This guy (or gal) was wiggling along side the road when I drove down to the mailbox.
Learn to identify the 6 species of venomous snakes in Florida. If you see one, don’t panic, just quietly move away from the area and whatever you do, DON’t try to kill it. You stand a better chance of avoiding a bite if you just move along and don’t interact with it. http://www.flmnh.ufl.edu/herpetology/fl-guide/Agkistrodonpconanti.htm
Diet: fish, frogs, salamander, lizards, small turtles, baby alligators, birds, small mammals, and other snakes
My take: https://floridawildlifegardentails.wordpress.com/2019/01/01/my-hero-and-gardening-anxiety/
CENTRAL FLORIDA CRITTER OF THE DAY: American Alligator (Alligator mississippiensis)
Saw a big splash in my pond yesterday and just saw the tail which made me think it was pretty big. I tried all afternoon to capture a photo, but it seemed to know I was coming and dove before I could get a photo, possibly because i had on a light color shirt.
This morning I put on a dark colored shirt, snuck up, hiding among the shrubs, grasses and trees and got my photo. Thankfully, not nearly as big as I thought so unlikely to be a threat to me since I am aware of it and keep alert and away from the edge of the pond. Just hanging out on the tussock
(s)he is a reasonable size, less than 3 foot.
My take: https://floridawildlifegardentails.wordpress.com/2015/10/21/big-guns-in-the-wildlife-garden/
CENTRAL FLORIDA CRITTER OF THE DAY: Striped Mud Turtle (Kinosternon bauri)
Striped Mud Turtle (Kinosternon baurii)
Jorja found this one under the live oak tree. I’ve had them dig and nest in the past but despite protecting and monitoring locations, haven’t seen any eggs hatch. These are a pretty shy bunch. They shut themselves into the shell until you go away.

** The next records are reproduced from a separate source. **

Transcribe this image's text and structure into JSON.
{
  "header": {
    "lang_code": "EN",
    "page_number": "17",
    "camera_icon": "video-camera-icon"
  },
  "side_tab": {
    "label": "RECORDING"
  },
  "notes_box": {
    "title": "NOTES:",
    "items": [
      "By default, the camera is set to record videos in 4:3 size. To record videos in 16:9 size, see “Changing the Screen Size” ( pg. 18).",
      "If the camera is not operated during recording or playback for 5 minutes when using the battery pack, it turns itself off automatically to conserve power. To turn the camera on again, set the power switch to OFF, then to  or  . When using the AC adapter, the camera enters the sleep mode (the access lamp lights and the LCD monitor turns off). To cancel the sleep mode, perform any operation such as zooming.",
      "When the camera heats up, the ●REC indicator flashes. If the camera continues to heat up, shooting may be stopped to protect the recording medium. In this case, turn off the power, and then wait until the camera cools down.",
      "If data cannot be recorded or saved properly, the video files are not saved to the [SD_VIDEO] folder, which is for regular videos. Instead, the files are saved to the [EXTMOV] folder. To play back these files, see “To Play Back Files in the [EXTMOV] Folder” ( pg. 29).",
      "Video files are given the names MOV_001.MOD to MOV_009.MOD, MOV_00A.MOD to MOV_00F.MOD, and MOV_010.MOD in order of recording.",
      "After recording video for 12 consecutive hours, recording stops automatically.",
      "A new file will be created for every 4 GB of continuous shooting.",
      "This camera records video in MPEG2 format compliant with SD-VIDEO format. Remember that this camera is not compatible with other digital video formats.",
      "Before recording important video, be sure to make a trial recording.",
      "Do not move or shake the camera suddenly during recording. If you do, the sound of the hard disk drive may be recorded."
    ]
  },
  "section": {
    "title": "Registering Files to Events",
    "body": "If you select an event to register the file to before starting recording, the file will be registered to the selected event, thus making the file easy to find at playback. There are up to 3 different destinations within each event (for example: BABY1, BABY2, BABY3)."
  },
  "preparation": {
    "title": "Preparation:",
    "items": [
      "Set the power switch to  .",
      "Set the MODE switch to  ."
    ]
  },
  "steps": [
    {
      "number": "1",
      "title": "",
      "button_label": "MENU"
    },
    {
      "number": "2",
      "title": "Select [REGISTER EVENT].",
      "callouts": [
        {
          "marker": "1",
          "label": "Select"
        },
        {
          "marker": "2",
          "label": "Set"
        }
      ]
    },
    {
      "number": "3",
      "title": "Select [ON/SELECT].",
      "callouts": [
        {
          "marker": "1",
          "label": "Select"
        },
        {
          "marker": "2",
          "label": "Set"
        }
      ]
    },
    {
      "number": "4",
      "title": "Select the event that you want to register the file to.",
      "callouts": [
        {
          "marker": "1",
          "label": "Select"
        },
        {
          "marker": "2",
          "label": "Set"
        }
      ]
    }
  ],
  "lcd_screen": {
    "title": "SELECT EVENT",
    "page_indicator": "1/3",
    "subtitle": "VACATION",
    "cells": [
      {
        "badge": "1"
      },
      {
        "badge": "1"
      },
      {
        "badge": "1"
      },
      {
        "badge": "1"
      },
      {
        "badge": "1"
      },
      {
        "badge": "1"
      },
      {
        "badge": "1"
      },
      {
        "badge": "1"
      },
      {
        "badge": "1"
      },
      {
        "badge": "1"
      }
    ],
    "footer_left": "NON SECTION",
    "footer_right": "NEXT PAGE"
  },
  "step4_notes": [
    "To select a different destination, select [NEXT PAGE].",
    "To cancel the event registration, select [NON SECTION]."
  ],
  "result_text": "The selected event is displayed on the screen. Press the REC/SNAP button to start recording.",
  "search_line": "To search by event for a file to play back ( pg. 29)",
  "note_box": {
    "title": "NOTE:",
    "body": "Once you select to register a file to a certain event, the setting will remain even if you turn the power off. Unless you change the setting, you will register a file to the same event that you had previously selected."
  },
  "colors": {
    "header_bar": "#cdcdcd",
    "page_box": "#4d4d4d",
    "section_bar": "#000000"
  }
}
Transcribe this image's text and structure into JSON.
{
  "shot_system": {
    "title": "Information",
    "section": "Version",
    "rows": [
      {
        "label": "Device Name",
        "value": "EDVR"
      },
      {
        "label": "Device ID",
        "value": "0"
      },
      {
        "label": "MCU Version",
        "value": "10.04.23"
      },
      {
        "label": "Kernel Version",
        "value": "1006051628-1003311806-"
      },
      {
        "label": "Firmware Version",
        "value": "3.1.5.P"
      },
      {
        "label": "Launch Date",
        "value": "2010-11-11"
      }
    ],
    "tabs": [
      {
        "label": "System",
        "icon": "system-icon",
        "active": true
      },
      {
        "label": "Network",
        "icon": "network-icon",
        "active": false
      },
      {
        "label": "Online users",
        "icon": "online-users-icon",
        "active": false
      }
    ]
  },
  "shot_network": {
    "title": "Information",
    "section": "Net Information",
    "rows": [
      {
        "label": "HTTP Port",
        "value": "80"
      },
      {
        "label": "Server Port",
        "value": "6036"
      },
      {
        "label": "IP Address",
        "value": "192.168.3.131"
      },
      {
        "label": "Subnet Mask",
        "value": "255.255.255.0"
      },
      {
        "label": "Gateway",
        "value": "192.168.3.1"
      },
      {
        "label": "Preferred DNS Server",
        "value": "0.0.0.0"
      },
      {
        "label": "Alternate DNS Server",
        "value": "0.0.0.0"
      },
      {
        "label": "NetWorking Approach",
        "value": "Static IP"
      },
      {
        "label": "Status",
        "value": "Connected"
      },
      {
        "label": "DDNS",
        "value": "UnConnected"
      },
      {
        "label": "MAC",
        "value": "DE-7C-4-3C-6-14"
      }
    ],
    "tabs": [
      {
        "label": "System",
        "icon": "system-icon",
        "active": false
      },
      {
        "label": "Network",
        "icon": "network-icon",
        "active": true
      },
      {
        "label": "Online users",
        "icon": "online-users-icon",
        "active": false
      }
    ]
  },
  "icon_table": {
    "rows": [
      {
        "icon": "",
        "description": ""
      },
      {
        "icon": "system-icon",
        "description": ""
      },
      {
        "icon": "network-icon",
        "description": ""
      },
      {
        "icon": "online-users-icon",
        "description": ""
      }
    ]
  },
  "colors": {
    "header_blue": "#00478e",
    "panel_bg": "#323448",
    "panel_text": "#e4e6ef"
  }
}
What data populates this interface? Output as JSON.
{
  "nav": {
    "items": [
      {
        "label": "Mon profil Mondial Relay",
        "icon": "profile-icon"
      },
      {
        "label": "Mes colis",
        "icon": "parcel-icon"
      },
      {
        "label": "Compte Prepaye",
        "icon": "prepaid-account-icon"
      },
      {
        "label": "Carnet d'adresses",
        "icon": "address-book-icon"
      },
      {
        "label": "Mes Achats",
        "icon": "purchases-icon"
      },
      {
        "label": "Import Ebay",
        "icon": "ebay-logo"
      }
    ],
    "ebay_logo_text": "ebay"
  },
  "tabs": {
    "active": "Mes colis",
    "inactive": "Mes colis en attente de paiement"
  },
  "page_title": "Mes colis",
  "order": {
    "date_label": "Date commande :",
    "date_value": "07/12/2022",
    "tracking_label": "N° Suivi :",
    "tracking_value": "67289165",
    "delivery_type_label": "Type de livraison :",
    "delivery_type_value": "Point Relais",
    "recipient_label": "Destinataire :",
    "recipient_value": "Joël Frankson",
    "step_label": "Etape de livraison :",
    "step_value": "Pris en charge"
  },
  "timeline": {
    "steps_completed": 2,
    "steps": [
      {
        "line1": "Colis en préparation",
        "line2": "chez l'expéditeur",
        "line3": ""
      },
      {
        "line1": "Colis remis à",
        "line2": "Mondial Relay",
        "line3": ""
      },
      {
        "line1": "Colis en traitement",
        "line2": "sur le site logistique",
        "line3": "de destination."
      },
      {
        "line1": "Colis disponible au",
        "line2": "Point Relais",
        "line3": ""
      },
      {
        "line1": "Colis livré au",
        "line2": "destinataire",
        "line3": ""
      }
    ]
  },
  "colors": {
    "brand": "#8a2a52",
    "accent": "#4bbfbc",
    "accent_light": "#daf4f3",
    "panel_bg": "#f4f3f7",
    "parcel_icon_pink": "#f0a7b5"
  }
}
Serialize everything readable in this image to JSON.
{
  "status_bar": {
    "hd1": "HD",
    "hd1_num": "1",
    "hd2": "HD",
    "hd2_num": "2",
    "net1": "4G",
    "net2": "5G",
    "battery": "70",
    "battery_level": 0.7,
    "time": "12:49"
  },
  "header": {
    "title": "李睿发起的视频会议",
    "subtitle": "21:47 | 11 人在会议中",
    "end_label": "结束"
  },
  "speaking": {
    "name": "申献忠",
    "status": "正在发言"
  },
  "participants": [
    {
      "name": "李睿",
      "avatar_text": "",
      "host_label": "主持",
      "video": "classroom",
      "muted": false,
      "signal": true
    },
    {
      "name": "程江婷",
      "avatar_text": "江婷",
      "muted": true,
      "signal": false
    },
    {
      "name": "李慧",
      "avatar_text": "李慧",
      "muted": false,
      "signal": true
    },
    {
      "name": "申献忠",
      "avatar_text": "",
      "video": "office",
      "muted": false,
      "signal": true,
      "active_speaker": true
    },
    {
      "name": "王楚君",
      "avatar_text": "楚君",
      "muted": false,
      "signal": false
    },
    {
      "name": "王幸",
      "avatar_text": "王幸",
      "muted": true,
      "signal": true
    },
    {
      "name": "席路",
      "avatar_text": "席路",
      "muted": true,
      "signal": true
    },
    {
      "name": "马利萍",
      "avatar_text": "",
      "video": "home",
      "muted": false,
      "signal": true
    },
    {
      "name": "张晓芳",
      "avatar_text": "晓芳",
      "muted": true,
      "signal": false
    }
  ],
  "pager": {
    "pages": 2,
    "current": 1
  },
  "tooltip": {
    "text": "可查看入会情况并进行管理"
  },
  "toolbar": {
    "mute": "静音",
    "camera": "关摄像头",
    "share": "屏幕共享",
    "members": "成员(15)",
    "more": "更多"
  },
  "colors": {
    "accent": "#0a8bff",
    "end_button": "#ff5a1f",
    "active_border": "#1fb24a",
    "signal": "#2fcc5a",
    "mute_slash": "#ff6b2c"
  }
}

Learn more: http://srelherp.uga.edu/turtles/kinbau.htm
Shown under Florida Native Plant: LIVE OAK (Quercus virginiana)
My take: https://floridawildlifegardentails.wordpress.com/2018/10/26/in-the-garden-three-stripes-and-youre-out/
Striped Mud Turtle (Kinosternon bauri)
CENTRAL FLORIDA CRITTER OF THE DAY: Green Anole (Anolis carolinensis)
Green anole is the only anole species native to the U.S. They compete with exotics for territory and you can help them by planting taller shrubbery. The natives are willing to climb up higher than the brown anole, so if you provide this type of habitat they will stand a better chance.
Diet: insects and spiders
Shown on Florida Native Plant: : Bidens alba
My take: https://floridawildlifegardentails.wordpress.com/2016/06/20/nature-knows-bestthe-little-lizard-who-could/
It only blinked, but caught this shot where it looks like it is sleeping
Green Anole (Anolis carolinensis)